Thus the government officials demand that they do not want some second-best model; they want the "very best" for their people—like in the advanced countries. The third-basers in the international aid bureaucracies then can reap the seeds they have sown by "listening to the clients" and "responding to the clients' desires" by trying to set up "public joint stock companies" in Albania, a "stock market" in Mongolia, "defined contribution pension plans" in Kazakhstan, and "modern self-enforcing corporate laws" in Russia.12 Thus the circle is completed; supply responds to demand in a self-reinforcing vicious circle to waste untold aid resources on the attempted instant gratification of a non-evolutionary "Great Leap Forward" to First World institutions.13
The failed attempts at utopian social engineering might be usefully viewed from an anthropological perspective. Many of the First World institutions such as "The Stock Market" have a certain totemic or 'religious' significance. The Wall Street mentality found in the post-socialist world is reminiscent of the cargo cults that sprung up in the South Pacific after World War II.14 During the war, many of the glories of civilization were brought to the people in the southern Pacific by "great birds from Heaven" that landed at the new airbases and refueling stations in the region. After the war, the great birds flew back to Heaven. The people started "cargo cults" to build mock runways and wooden airplanes in an attempt to coax the great birds full of cargo to return from Heaven.
Post-communist countries, with hardly a banking system worthy of the name, nonetheless opened up Hollywood storefront "stock exchanges" which were kickstarted by the listing of shares in almost all companies in a voucher privatization program. Government officials in East Europe, the former Soviet Union, and even Mongolia proudly showed the mock stock exchanges, complete with computers screens and "Big Boards," to western delegations of Bank, Fund, and USAID officials (with enthusiastic coverage from the western business press) in the hope that finally the glories of a private enterprise economy will descend upon them from Heaven.

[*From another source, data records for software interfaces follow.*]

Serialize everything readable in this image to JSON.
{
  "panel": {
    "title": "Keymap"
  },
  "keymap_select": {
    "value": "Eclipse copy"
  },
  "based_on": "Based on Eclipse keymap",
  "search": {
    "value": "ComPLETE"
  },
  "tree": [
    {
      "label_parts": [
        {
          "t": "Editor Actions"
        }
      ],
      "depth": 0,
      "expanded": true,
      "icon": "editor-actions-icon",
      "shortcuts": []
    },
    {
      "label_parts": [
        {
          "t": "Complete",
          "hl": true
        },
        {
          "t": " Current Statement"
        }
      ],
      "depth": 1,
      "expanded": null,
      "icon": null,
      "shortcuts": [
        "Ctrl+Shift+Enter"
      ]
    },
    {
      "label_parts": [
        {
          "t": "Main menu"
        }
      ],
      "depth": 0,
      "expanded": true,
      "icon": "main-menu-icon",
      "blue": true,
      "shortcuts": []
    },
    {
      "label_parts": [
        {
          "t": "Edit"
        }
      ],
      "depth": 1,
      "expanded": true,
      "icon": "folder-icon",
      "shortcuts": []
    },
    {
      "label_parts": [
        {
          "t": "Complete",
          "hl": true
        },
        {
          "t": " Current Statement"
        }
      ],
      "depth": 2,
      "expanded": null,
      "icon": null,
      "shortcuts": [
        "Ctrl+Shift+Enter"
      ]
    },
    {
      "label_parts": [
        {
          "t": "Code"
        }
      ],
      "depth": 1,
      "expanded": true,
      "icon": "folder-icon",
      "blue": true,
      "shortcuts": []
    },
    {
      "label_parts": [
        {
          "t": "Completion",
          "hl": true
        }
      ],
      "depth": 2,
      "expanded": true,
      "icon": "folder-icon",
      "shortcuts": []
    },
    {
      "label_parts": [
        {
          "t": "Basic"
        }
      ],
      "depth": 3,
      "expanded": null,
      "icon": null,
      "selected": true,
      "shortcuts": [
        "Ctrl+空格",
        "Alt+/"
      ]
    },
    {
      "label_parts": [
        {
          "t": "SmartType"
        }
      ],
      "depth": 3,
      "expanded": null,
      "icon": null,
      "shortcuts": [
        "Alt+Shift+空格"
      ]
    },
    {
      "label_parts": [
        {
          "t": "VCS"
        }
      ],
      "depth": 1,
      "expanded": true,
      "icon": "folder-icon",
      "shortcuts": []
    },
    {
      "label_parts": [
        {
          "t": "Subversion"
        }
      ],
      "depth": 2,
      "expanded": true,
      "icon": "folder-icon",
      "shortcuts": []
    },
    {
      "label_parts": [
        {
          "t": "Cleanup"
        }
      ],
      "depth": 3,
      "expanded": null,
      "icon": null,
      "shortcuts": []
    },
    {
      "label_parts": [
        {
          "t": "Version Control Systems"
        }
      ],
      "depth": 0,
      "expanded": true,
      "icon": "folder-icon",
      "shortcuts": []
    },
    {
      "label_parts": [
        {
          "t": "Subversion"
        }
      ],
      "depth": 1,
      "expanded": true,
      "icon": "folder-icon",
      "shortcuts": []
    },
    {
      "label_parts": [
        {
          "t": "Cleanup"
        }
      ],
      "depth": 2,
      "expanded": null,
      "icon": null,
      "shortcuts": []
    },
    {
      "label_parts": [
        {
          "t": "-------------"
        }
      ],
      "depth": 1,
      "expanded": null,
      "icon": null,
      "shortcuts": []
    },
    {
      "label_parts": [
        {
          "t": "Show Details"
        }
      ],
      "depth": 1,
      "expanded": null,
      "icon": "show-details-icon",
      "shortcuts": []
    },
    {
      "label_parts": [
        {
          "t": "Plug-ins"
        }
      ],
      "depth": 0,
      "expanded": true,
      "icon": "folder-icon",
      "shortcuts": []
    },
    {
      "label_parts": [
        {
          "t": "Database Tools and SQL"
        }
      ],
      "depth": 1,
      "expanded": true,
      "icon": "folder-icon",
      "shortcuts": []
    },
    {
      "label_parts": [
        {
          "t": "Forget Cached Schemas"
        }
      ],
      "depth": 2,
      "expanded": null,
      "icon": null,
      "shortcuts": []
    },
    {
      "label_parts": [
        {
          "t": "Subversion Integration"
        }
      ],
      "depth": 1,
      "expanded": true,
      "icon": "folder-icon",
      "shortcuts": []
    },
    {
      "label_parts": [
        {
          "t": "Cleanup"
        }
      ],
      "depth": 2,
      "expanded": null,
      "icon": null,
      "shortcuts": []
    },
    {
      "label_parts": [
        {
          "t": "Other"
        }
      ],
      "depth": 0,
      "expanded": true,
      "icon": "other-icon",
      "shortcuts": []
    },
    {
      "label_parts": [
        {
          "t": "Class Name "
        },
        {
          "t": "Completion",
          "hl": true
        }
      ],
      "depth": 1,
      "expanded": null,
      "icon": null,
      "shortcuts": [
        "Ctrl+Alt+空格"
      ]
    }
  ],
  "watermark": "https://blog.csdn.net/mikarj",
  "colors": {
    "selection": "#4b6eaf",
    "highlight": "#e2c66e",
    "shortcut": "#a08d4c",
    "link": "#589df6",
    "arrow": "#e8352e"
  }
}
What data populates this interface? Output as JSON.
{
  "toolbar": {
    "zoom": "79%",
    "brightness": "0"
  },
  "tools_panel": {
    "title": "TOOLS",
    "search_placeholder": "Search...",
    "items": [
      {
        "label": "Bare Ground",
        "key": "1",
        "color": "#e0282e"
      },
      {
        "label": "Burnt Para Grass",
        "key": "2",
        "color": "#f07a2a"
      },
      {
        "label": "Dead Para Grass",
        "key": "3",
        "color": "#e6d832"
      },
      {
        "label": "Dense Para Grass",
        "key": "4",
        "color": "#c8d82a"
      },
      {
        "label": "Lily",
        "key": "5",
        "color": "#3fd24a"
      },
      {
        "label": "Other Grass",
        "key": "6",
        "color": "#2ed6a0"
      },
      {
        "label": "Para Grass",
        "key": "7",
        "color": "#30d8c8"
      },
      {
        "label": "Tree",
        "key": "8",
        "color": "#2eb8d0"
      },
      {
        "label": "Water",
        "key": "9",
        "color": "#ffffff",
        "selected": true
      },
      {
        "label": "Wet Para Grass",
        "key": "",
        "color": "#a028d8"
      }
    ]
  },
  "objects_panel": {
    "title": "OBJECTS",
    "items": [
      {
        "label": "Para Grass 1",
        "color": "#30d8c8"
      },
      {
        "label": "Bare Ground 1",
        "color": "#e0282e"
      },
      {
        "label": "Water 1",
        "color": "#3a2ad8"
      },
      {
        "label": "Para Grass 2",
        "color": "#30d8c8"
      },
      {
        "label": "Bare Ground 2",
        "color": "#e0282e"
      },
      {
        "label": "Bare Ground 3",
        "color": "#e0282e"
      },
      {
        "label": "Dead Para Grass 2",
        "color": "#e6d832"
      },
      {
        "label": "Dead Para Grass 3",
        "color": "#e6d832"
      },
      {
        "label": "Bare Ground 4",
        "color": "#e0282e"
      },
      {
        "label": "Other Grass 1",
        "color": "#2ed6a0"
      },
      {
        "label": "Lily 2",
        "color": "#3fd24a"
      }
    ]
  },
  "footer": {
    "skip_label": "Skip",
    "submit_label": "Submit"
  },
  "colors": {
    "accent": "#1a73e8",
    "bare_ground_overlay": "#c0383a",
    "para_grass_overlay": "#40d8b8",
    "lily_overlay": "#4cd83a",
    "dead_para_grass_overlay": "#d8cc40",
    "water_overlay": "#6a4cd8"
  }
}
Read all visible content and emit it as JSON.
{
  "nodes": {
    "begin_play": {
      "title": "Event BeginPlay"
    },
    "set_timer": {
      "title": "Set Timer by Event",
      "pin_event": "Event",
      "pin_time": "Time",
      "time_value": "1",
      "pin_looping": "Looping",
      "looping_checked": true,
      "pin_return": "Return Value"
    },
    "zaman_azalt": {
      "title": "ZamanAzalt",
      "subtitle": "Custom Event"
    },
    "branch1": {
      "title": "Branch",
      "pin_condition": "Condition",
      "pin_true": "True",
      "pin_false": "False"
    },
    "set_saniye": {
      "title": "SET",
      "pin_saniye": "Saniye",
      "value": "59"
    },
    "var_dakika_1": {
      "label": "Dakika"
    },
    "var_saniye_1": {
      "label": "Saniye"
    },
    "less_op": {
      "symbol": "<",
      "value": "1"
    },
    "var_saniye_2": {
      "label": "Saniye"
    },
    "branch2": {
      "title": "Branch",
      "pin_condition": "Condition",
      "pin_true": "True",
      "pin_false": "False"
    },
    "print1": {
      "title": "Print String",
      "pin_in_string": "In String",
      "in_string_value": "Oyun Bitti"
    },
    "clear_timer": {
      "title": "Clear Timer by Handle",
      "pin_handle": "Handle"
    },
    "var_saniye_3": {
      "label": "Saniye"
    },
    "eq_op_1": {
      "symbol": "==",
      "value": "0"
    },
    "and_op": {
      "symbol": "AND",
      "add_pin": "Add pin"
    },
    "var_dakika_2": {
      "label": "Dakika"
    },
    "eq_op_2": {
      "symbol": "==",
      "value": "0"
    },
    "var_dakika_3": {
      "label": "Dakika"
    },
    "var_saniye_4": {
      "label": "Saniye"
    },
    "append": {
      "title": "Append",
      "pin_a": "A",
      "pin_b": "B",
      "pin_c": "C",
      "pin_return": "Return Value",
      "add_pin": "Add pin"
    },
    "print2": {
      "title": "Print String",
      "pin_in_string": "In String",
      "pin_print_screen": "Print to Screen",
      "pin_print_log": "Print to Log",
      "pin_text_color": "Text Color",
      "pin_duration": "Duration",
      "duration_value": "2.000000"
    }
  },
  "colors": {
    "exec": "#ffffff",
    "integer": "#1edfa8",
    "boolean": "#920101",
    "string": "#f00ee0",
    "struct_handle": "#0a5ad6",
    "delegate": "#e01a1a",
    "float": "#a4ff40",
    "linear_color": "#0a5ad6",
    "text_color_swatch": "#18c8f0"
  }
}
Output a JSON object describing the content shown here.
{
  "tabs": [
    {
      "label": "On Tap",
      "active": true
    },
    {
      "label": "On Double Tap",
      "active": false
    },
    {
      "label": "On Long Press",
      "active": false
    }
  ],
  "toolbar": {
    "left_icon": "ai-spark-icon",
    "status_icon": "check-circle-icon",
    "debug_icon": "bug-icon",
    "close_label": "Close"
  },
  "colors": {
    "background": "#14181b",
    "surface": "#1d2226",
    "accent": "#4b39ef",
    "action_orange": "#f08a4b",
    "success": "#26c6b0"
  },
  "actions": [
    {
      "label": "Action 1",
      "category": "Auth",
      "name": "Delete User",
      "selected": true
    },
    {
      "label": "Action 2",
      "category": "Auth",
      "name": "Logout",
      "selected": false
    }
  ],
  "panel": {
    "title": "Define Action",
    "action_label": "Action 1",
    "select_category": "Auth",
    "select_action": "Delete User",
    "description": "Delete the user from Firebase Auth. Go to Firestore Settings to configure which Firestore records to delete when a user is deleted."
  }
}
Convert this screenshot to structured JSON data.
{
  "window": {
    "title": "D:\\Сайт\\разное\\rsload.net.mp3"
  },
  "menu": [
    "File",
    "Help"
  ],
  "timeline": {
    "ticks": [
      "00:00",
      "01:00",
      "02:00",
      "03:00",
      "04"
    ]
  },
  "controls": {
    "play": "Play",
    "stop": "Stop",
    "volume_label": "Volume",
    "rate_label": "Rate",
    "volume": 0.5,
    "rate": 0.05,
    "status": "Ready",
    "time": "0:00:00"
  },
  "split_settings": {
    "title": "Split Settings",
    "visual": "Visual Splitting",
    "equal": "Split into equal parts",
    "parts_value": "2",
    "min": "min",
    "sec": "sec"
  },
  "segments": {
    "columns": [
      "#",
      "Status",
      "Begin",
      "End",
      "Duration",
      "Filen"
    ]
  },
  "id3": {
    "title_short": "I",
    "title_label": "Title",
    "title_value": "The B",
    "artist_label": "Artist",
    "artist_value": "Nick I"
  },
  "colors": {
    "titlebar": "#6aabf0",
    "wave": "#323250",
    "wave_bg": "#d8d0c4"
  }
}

An earlier generation of misguided development efforts left Africa dotted with silent "white elephant" factories, and the present generation of revolutionary reforms in the post-socialist world left the region dotted with dysfunctional "cargo cult" institutions—the foremost among them being the largely totemic stock markets.